“We can’t,” I agreed.

“Well, at our house things are going to be more accurate,” she said firmly, and added, “I have an idea. I’ll call you after I get Advent things put together for the kids, and you come see what you think.”

What I found when I went to visit was amusing and instructive: the wise men, looking like ordinary people (not a gold crown to be seen) along with their servants and luggage, their donkeys and ill-tempered camels were all assembled on a packing case in a far corner of the garage.  

The nativity scene and the advent candles were, as usual, beautifully present on the table in front of the east window in the living room. (No Christ child to be seen, however.)

Her five-year-old granddaughter Gina explained the garage scene carefully to me. 

“These people are coming to see Jesus too, but they have to come a long way and it will take them a long time. Tomorrow Grams and I will move them over there to that shelf to show that they’re coming as fast as they can to see Jesus too.”

We then adjourned the garage to visit the other figures in the living room. 

She saw me glance at the empty crèche, then hurried to explain.  

“Jesus is in the piano bench, because He’s not born yet.  We’ll put Him out on Christmas Day.” 

We stood together quietly looking at the figures arranged to tell the old, old, story.  

Then she added confidently, “You know those people in the garage? Grams said that God gave them a star so they wouldn’t get lost. They’ll be here too.”
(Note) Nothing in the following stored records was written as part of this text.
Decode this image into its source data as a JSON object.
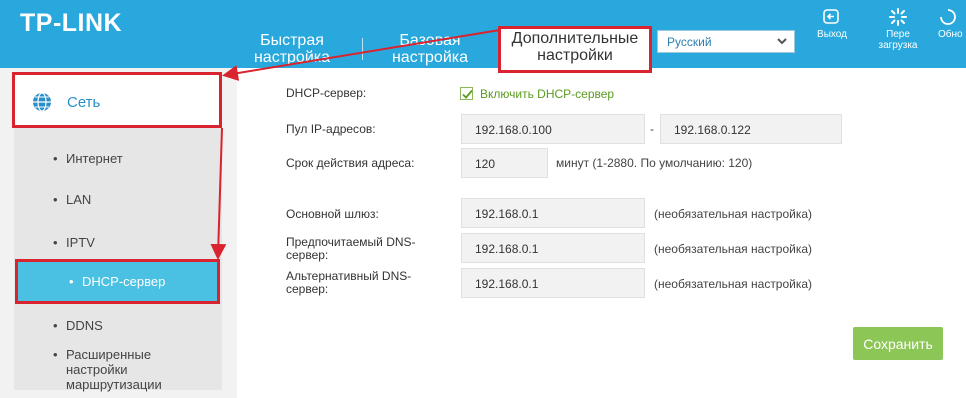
{
  "header": {
    "logo": "TP-LINK",
    "tabs": {
      "quick": "Быстрая настройка",
      "basic": "Базовая настройка",
      "advanced": "Дополнительные настройки"
    },
    "language": "Русский",
    "logout": "Выход",
    "reboot_1": "Пере",
    "reboot_2": "загрузка",
    "update": "Обно"
  },
  "sidebar": {
    "section": "Сеть",
    "items": [
      {
        "label": "Интернет"
      },
      {
        "label": "LAN"
      },
      {
        "label": "IPTV"
      },
      {
        "label": "DHCP-сервер"
      },
      {
        "label": "DDNS"
      },
      {
        "label": "Расширенные настройки маршрутизации"
      }
    ],
    "bullet": "•"
  },
  "form": {
    "dhcp_label": "DHCP-сервер:",
    "dhcp_checkbox": "Включить DHCP-сервер",
    "pool_label": "Пул IP-адресов:",
    "pool_start": "192.168.0.100",
    "pool_dash": "-",
    "pool_end": "192.168.0.122",
    "lease_label": "Срок действия адреса:",
    "lease_value": "120",
    "lease_note": "минут (1-2880. По умолчанию: 120)",
    "gateway_label": "Основной шлюз:",
    "gateway_value": "192.168.0.1",
    "dns1_label_1": "Предпочитаемый DNS-",
    "dns1_label_2": "сервер:",
    "dns1_value": "192.168.0.1",
    "dns2_label_1": "Альтернативный DNS-",
    "dns2_label_2": "сервер:",
    "dns2_value": "192.168.0.1",
    "optional_note": "(необязательная настройка)",
    "save": "Сохранить"
  },
  "colors": {
    "header": "#29a8dd",
    "annotation": "#d9232e",
    "active_item": "#4ac1e3",
    "save": "#8cc657"
  }
}
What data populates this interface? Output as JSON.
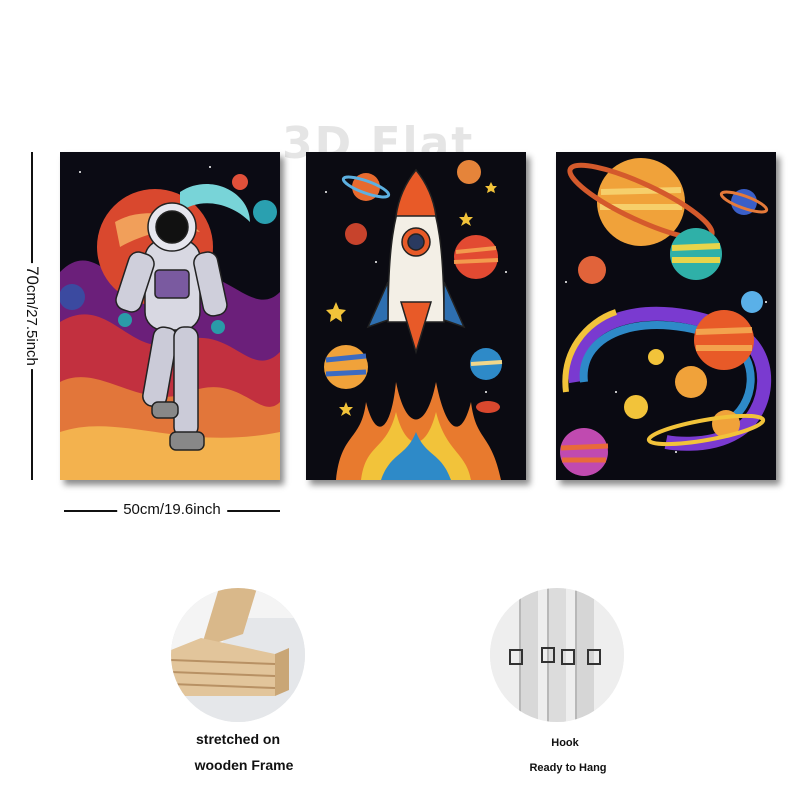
{
  "watermark": "3D Flat",
  "dimensions": {
    "height_label": "70",
    "height_rest": "cm/27.5inch",
    "width_label": "50cm/19.6inch"
  },
  "panels": [
    {
      "subject": "astronaut-walking"
    },
    {
      "subject": "rocket-launch"
    },
    {
      "subject": "planets-orbit"
    }
  ],
  "features": [
    {
      "line1": "stretched on",
      "line2": "wooden Frame"
    },
    {
      "line1": "Hook",
      "line2": "Ready to Hang"
    }
  ]
}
G.K. Chesterton wrote once that our perennial spiritual and psychological task is to learn to look at things familiar until they become unfamiliar again.

Epiphany calls us to learn again to see God in the ordinary, to wait and wonder about His purpose and sense His presence.

Epiphany exercise:

Take the figures out of your nativity set that represent the wise men and their camels and find some boxes for luggage and figures for stubborn donkeys and quarrelsome camels (cute and pretty NOT permitted). They were strangers, you know, and doubtless looked rather odd.

Assemble the whole noisy, untidy bunch of them on some flat surface in the garage. 

Then get out a lawn chair. Sit down and look at these odd travelers. 

Move them a small distance each day, then sit down in the lawn chair again and look at them.

Practice looking until the familiar becomes unfamiliar again.

It was a strange journey and a dangerous road home. 

How does this story make clearer the journey of your life?

See you next week.